**EXERCISE GOAL**
Using the listing below, work out how many lines include the word "открытия". Only the number is to be given.

--- EXTRACTED MATERIAL Enclosed Below ---

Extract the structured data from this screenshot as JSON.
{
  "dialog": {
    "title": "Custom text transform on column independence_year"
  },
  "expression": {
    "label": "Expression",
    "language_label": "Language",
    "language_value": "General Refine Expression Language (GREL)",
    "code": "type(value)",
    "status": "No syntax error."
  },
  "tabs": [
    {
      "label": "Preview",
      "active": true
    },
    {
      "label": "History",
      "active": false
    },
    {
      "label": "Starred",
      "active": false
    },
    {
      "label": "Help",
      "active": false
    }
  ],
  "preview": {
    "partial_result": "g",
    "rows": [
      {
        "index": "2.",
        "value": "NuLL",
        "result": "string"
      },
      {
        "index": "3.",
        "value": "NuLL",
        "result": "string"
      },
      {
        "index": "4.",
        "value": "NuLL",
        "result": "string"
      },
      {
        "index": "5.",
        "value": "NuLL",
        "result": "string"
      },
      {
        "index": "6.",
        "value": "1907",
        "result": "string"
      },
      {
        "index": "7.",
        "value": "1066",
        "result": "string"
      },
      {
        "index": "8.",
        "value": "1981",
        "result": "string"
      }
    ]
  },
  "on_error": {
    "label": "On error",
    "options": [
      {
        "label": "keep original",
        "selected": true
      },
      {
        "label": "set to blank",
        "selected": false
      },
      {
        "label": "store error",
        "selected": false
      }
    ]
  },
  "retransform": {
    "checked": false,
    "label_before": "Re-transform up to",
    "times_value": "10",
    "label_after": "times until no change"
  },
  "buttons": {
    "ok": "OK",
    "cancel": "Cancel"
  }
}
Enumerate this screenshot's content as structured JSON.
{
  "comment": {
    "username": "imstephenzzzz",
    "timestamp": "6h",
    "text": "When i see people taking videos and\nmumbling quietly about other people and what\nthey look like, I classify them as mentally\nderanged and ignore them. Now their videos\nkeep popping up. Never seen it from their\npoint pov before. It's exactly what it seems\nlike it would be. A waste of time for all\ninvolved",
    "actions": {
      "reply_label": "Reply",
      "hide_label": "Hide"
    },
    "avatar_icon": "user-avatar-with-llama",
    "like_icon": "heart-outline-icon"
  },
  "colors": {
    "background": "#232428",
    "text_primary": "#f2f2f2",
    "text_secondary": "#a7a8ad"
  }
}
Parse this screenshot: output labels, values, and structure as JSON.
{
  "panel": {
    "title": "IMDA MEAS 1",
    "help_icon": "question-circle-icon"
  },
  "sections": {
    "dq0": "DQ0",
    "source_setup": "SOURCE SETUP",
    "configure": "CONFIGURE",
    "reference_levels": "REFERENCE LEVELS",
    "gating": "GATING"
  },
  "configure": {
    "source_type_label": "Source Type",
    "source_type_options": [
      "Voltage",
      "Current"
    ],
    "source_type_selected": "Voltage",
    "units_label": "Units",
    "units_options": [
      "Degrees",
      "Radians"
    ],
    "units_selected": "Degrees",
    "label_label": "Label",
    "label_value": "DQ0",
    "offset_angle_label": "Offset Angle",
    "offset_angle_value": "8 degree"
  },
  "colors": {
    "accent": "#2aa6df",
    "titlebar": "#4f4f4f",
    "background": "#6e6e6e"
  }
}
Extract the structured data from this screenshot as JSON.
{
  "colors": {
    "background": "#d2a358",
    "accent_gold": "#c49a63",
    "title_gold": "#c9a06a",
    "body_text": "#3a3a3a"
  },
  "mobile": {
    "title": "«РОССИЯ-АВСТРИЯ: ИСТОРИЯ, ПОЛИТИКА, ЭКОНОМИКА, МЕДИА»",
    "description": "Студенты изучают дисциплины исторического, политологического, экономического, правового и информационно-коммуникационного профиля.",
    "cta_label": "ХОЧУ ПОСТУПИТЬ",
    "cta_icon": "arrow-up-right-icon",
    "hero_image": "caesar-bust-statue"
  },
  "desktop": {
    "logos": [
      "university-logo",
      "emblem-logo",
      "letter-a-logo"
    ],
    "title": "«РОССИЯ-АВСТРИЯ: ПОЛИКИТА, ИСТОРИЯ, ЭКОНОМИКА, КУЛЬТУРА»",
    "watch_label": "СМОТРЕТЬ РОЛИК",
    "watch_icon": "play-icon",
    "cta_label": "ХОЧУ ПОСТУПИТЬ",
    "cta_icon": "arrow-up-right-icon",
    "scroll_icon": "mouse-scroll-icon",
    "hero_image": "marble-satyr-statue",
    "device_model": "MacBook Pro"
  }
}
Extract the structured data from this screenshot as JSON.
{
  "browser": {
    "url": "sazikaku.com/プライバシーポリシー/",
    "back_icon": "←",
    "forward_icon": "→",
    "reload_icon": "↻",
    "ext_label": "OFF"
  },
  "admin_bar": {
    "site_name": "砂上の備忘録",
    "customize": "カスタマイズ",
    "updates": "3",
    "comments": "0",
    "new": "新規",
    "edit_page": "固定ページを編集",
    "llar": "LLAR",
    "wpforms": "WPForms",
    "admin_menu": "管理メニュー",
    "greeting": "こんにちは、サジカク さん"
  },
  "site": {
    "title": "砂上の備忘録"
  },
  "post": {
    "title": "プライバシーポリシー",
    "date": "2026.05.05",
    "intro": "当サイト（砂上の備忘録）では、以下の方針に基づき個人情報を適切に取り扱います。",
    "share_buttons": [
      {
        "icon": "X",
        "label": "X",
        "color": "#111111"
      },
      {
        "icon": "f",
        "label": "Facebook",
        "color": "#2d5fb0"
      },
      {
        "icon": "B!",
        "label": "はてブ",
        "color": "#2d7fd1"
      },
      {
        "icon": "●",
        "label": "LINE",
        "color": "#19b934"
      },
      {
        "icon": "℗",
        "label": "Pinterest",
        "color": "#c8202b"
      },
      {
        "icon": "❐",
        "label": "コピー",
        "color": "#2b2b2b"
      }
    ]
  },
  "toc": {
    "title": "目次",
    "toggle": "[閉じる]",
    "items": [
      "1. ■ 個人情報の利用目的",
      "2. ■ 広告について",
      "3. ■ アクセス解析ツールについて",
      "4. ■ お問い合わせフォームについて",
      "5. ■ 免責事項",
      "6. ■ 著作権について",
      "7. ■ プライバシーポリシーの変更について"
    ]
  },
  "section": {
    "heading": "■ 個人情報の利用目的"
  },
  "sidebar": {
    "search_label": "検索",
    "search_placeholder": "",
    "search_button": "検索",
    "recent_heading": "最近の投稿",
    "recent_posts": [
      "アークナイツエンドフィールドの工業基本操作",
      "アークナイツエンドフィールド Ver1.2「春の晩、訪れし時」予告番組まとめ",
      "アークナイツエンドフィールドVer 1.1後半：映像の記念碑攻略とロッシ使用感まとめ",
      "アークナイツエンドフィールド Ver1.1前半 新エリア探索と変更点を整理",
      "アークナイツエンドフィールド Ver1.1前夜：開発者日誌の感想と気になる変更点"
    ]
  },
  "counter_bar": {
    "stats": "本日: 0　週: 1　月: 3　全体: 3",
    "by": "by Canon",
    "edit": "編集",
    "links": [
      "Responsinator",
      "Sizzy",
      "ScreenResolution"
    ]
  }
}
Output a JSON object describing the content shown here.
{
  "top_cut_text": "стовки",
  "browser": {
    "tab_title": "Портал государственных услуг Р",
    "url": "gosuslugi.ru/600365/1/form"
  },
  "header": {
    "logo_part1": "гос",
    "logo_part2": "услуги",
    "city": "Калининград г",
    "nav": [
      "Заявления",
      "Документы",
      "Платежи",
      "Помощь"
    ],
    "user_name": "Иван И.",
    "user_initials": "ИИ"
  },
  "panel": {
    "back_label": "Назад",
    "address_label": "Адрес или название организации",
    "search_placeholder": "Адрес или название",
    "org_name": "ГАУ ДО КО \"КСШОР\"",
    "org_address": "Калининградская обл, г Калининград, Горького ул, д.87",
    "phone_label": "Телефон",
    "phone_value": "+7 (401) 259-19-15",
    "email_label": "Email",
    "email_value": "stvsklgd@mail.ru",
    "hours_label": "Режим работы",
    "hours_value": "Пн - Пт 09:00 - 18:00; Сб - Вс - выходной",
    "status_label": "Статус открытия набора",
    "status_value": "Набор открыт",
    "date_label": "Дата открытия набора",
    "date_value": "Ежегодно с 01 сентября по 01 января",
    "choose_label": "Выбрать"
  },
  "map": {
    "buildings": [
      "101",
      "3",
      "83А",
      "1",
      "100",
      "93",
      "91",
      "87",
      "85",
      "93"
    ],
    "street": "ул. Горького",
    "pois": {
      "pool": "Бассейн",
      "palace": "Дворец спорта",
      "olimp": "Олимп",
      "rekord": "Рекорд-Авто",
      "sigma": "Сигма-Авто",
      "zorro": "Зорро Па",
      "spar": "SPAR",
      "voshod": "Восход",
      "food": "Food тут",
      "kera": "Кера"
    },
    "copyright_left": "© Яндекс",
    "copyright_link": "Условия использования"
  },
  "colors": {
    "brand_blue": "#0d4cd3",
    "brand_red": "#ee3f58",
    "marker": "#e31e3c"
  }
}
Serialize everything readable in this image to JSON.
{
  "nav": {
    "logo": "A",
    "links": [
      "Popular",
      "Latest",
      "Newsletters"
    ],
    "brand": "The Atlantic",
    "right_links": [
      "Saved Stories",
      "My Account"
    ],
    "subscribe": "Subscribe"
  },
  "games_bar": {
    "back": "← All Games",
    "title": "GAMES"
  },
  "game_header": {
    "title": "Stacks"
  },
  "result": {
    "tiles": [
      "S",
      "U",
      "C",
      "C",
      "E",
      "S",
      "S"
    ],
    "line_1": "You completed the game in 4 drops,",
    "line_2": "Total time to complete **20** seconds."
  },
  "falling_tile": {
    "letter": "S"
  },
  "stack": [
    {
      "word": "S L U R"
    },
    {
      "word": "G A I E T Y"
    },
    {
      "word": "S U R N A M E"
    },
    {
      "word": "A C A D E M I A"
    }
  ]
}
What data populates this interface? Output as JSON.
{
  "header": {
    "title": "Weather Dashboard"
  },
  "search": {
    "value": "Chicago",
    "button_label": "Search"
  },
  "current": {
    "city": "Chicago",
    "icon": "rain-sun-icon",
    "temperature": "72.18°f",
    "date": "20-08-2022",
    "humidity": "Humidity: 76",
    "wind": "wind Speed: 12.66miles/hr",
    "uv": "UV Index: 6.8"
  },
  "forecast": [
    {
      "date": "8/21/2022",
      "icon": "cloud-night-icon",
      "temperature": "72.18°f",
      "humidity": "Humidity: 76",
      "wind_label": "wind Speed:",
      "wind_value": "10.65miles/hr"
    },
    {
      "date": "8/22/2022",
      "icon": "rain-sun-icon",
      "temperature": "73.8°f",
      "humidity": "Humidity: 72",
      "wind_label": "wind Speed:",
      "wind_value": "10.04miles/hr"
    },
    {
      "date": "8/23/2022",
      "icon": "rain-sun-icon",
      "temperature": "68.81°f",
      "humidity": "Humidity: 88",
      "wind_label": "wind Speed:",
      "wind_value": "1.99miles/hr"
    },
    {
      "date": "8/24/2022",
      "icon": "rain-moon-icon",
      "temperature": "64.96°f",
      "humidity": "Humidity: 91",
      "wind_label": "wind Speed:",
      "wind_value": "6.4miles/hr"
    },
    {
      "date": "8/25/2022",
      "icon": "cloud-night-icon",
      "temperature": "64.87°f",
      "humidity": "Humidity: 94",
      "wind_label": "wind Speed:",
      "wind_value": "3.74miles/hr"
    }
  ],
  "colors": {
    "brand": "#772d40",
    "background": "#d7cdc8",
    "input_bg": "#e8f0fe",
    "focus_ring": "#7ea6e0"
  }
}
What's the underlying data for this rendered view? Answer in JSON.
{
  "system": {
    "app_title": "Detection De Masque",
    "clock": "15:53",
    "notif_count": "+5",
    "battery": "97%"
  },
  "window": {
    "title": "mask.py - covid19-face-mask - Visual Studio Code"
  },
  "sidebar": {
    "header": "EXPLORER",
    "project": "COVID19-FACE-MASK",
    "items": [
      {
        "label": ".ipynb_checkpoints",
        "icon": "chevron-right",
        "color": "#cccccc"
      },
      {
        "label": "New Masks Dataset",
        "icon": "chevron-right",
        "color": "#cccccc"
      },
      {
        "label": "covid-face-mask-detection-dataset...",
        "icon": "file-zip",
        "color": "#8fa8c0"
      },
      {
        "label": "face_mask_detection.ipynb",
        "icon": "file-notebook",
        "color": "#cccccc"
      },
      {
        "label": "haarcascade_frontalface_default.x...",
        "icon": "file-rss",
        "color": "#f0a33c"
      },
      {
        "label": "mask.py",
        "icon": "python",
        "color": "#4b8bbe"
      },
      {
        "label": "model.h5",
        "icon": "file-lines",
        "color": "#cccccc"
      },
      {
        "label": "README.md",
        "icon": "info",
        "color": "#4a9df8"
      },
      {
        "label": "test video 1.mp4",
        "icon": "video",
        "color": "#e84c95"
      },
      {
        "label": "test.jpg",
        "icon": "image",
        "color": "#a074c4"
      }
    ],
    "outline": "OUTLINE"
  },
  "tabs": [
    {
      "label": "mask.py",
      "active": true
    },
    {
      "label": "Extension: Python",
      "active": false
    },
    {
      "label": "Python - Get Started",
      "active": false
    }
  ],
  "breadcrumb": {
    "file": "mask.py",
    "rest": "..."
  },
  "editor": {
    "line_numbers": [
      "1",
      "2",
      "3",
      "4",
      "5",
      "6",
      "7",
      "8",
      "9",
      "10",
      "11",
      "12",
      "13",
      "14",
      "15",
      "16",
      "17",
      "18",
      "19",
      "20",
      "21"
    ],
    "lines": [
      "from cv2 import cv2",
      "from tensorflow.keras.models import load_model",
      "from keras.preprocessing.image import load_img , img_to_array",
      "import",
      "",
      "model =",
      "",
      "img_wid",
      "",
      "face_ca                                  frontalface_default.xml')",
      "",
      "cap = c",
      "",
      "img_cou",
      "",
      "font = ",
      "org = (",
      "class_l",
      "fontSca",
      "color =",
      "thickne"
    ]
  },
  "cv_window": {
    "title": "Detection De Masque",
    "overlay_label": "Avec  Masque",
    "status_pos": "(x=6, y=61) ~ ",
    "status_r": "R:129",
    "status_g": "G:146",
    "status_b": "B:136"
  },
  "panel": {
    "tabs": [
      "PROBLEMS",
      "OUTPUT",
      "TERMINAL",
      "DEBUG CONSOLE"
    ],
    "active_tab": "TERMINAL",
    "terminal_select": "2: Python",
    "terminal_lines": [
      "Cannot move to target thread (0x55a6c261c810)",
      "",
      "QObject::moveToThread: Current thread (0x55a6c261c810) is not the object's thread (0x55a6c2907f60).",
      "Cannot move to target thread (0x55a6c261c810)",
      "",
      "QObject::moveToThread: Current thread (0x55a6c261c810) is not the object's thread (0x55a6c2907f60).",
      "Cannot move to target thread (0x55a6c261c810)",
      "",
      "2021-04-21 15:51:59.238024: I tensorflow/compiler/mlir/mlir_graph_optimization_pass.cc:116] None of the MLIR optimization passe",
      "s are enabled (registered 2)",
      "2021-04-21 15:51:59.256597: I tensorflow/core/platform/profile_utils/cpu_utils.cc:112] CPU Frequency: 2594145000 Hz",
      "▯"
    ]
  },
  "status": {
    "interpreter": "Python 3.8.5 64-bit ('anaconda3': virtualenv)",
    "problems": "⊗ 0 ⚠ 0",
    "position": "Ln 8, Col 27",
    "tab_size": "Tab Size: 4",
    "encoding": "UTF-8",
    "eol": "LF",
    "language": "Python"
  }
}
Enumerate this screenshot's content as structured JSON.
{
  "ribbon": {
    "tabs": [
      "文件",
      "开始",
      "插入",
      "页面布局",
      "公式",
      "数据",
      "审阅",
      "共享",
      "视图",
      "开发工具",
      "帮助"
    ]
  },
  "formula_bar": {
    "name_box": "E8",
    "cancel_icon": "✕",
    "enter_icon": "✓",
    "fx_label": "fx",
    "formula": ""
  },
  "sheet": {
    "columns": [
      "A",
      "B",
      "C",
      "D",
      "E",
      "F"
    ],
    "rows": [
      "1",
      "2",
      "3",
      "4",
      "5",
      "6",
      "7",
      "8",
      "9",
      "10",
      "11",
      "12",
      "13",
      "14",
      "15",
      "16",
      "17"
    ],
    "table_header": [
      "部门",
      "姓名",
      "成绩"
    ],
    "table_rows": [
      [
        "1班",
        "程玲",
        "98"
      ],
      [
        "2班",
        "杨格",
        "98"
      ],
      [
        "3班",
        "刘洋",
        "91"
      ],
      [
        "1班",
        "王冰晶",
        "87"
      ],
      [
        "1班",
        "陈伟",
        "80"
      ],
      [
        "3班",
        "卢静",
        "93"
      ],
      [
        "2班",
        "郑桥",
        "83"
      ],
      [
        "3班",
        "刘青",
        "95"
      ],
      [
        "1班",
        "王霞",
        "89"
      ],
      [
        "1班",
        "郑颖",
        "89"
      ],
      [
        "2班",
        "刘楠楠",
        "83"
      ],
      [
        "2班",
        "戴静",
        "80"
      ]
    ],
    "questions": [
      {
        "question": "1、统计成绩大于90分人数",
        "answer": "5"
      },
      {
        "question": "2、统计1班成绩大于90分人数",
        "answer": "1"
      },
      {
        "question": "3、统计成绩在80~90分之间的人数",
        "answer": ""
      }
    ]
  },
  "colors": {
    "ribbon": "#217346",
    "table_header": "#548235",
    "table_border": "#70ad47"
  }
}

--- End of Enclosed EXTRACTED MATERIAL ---

**FINAL ANSWER**
2